Desmin Curry

The current Eagle Time system isn’t working. At the beginning of the school year, the Akins administration announced that students would no longer have their Flexible Instruction Time (FIT) period that allowed students to have in-person tutoring with their teachers during the middle of the school day. At the time, they said it was because they wanted to cut down on student movement in the building because of the problems with contact tracing related to the spread of COVID-19 on campus.

Instead of in-person tutoring, students were told that they should log in to Zoom meetings with their teachers to receive help on Tuesdays and Thursdays, and that Wednesdays were supposed to be focused on “team building.” Mondays were supposed to be the day that students made a plan for their tutoring needs and Fridays were supposed to be focused on Social Emotional Learning (SEL) lessons.

I understand why Eagle Time was the successor of FIT; however, it is not a suitable replacement. I haven’t seen any students join any Zoom calls during Eagle Time, including myself. Eagle Time sounds good on paper, with students planning out their week and joining Zoom meetings on Tuesdays and Thursdays. However, it was never realistic, especially when talking about high school students. The problem with this idea is that what students actually do during Eagle Time is mess around either on their phones or with their friends. Simultaneously, the students who need to talk to their teachers to get help with their work can’t do that because we can’t go to the teachers directly. Instead, the school wants students to use Zoom during Eagle Time, which clearly is not an attractive option for most students. In my experience, I have never seen a student actually join a Zoom. After a whole year using Zoom, it’s clear that in-person learning is much more effective than Zoom.

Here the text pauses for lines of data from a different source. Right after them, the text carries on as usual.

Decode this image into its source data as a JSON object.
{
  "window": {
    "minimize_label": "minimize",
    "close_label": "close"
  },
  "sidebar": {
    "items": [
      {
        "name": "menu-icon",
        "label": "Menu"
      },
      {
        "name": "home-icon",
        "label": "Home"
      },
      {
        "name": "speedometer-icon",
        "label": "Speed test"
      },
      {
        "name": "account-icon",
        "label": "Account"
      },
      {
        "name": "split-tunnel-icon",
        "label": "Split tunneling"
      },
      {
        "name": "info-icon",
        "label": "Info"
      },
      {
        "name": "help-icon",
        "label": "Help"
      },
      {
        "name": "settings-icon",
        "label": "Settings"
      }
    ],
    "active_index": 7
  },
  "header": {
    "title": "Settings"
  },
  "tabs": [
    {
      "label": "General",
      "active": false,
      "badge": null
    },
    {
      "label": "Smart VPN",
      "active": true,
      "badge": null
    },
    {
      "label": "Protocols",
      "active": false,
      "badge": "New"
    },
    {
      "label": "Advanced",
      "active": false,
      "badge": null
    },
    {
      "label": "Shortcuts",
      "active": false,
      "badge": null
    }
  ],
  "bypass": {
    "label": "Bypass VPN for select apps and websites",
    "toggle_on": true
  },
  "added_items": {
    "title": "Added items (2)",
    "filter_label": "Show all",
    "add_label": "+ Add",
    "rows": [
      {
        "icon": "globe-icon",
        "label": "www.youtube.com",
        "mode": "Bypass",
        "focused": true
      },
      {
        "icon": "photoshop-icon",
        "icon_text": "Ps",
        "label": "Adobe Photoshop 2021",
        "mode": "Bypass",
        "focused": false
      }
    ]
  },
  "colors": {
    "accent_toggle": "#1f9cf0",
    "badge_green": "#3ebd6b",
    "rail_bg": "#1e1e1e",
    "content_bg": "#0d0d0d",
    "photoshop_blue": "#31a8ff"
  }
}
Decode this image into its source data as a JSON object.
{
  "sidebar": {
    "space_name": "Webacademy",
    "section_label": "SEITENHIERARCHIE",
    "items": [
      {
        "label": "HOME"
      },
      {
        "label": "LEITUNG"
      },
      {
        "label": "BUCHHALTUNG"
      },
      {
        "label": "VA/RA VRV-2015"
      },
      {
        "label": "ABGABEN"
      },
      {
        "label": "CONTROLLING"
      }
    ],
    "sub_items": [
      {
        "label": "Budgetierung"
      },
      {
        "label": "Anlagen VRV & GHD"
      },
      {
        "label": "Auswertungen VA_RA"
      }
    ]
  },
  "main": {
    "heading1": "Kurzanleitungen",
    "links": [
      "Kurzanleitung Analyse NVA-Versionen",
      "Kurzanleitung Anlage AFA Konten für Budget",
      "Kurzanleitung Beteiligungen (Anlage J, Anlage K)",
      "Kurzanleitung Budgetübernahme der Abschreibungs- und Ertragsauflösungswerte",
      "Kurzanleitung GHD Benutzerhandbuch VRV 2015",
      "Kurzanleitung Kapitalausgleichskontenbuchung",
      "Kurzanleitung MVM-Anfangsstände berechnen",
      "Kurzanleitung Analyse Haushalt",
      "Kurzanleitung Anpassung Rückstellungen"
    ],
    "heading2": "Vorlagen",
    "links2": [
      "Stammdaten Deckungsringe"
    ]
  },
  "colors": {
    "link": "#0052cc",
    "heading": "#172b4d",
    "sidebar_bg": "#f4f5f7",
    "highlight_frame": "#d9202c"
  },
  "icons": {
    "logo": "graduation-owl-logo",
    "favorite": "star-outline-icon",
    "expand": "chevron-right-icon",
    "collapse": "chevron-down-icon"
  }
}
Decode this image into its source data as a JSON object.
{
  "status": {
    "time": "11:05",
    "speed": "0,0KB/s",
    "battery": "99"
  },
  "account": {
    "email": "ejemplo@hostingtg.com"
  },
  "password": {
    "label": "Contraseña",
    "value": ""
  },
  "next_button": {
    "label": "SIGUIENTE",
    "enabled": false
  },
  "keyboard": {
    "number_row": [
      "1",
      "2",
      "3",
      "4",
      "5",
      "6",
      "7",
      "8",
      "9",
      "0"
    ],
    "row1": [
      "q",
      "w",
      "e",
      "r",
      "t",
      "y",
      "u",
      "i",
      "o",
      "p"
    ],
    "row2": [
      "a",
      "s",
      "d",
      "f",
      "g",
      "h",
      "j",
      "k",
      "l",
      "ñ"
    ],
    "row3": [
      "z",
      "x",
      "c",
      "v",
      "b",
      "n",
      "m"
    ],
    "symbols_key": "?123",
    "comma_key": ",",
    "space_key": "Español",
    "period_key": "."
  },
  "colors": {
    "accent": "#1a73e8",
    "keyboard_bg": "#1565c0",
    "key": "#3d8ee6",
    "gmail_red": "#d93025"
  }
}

Recently, campus administrators have notified teachers that there are plans to restore FIT periods, starting in January on Tuesdays, Wednesdays, and Thursdays. This is a positive change because students desperately need to receive in-person tutoring during the school day because of how many students are struggling academically and need help.

The one question that teachers and administrators are still deciding is what to do during this time on Mondays and Fridays: do we go back to grade-level and academy-based advisory classes or do we stay in our 1st or 5th-period classes? Restoring FIT in January will be a big improvement, but sadly it will be too for some students.

At this point, we must recognize Eagle Time to have been a failed experiment. To be fair, it did help limit bad behavior in the bathrooms and hallways, which has been problematic this year, but hopefully we can learn from this experiment to further improve tutoring opportunities for students.